**SOURCE MATERIAL:**
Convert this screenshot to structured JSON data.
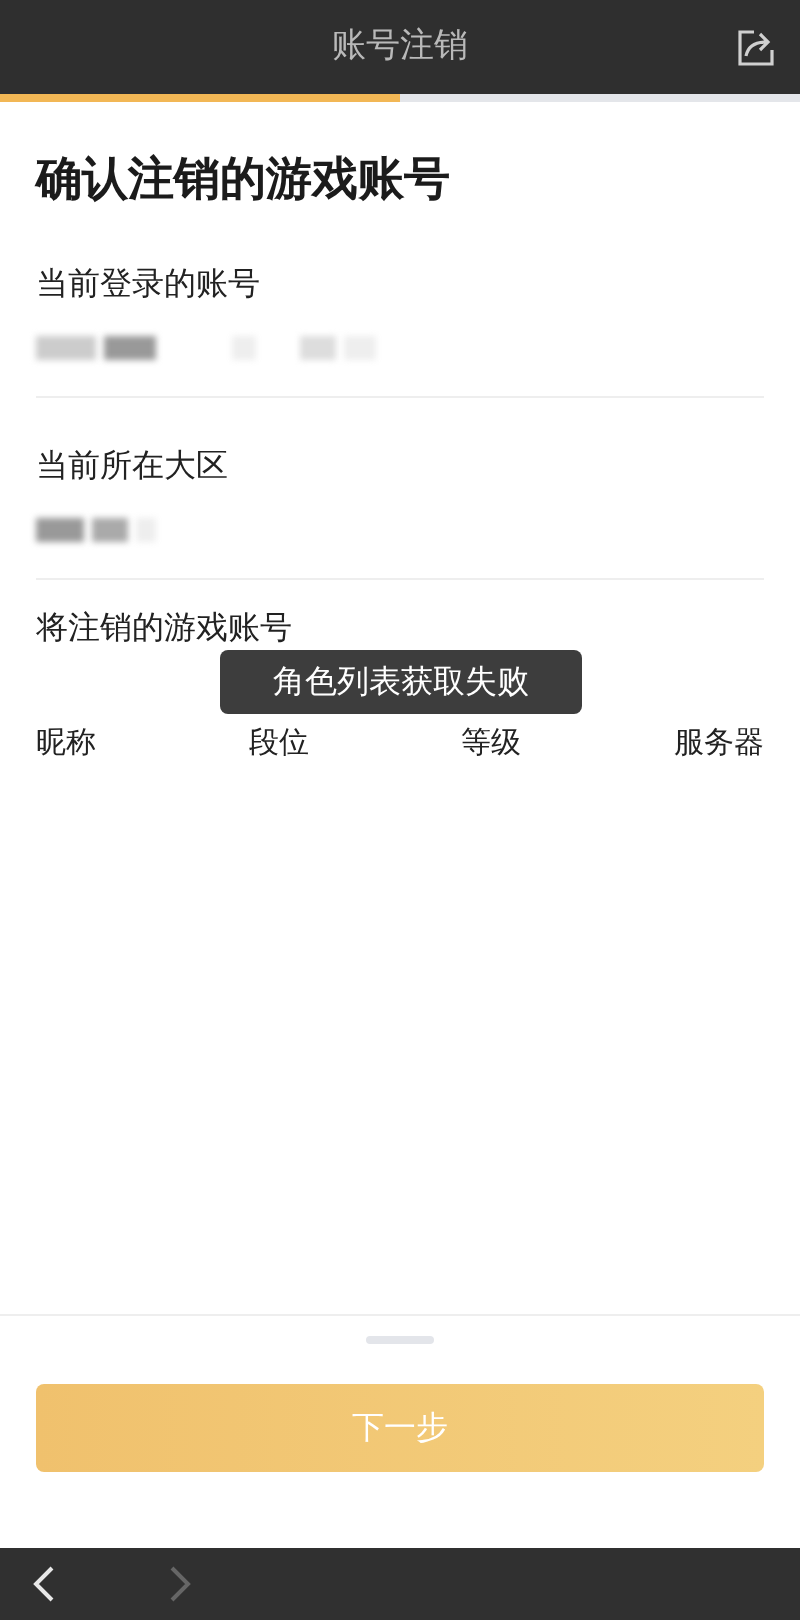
{
  "header": {
    "title": "账号注销"
  },
  "progress": {
    "level": 0.5
  },
  "page_title": "确认注销的游戏账号",
  "sections": [
    {
      "label": "当前登录的账号"
    },
    {
      "label": "当前所在大区"
    }
  ],
  "accounts": {
    "label": "将注销的游戏账号",
    "columns": [
      "昵称",
      "段位",
      "等级",
      "服务器"
    ]
  },
  "toast": "角色列表获取失败",
  "next_button": {
    "label": "下一步",
    "disabled": true
  },
  "nav": {
    "back_disabled": false,
    "forward_disabled": true
  }
}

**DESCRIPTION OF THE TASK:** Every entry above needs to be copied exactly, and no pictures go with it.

**YOUR RESPONSE:**
Convert this screenshot to structured JSON data.
{
  "header": {
    "title": "账号注销"
  },
  "progress": {
    "level": 0.5
  },
  "page_title": "确认注销的游戏账号",
  "sections": [
    {
      "label": "当前登录的账号"
    },
    {
      "label": "当前所在大区"
    }
  ],
  "accounts": {
    "label": "将注销的游戏账号",
    "columns": [
      "昵称",
      "段位",
      "等级",
      "服务器"
    ]
  },
  "toast": "角色列表获取失败",
  "next_button": {
    "label": "下一步",
    "disabled": true
  },
  "nav": {
    "back_disabled": false,
    "forward_disabled": true
  }
}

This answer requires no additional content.